Democratizing AI by Training Deployable Open-source Language Models

PI Abhinav Bhatele, University of Maryland
Co-PI Tom Goldstein, University of Maryland
Harshitha Menon, Lawrence Livermore National Laboratory
INCITE Graphic

Comparing the weak scaling performance of AxoNN’s i. (left) inter-layer parallelism with other frameworks on Summit (V100s) using GPT-style transformers [17, 85], and ii. (right) intra-layer parallelism with other frameworks on Perlmutter (A100s) using UNets [55].

Project Summary

The team will use a sizeable INCITE allocation to explore efficient alternatives for transformer models for language modeling.

Project Description

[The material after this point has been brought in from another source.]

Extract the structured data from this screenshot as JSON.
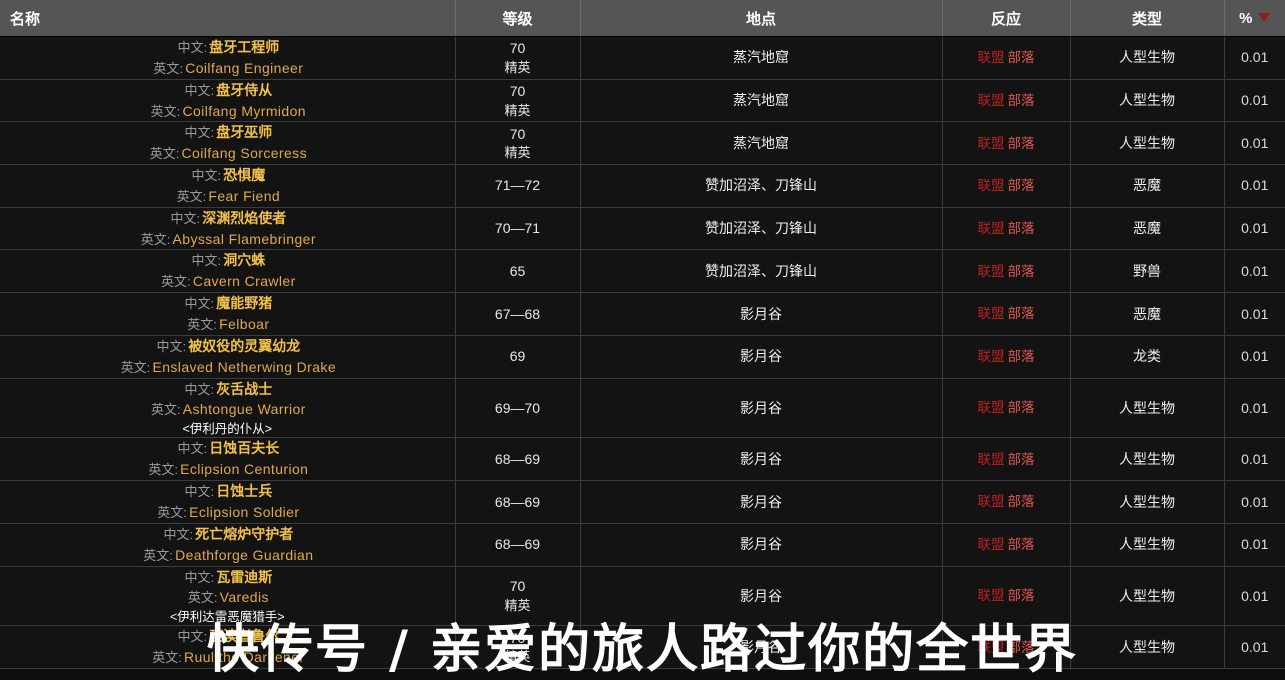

Artificial intelligence (AI), and deep learning (DL) in particular, is rapidly becoming pervasive in almost all areas of computer science, and is even being used to assist computational science modeling and simulations. At the forefront of this development are large language models (LLMs). The challenges the team seeks to address in this project originate from the fact that large models do not fit on a single CPU/GPU and/or take a long time to train. Scaling the training of large neural networks to extreme levels of parallelism requires parallelizing and optimizing different computational and communication motifs such as dense and sparse tensor computations, irregular communication patterns, load imbalance issues, and fast filesystem access. 

The team will use a sizeable INCITE allocation across the three platforms (Polaris, Aurora, and Frontier) to advance research in three directions. First, the scaling of parallel training of deep learning models to a large number of GPUs is non-trivial. They plan to use their framework, AxoNN, to analyze and optimize the performance and portability of training, finetuning, and inference. Second, they plan to explore efficient alternatives for transformer models for language modeling. They intend to train variants of modern language model architectures that are directly aimed at usability constraints in smaller academic laboratories. The team is focused on variants with smaller memory footprints and adaptive compute capabilities at deployment to enable more research and development in the fields of machine learning and NLP. Third, they propose to fine-tune trained models for several downstream tasks. The team plans to utilize the trained models for several HPC-related tasks such as improving portability and studying performance explainability.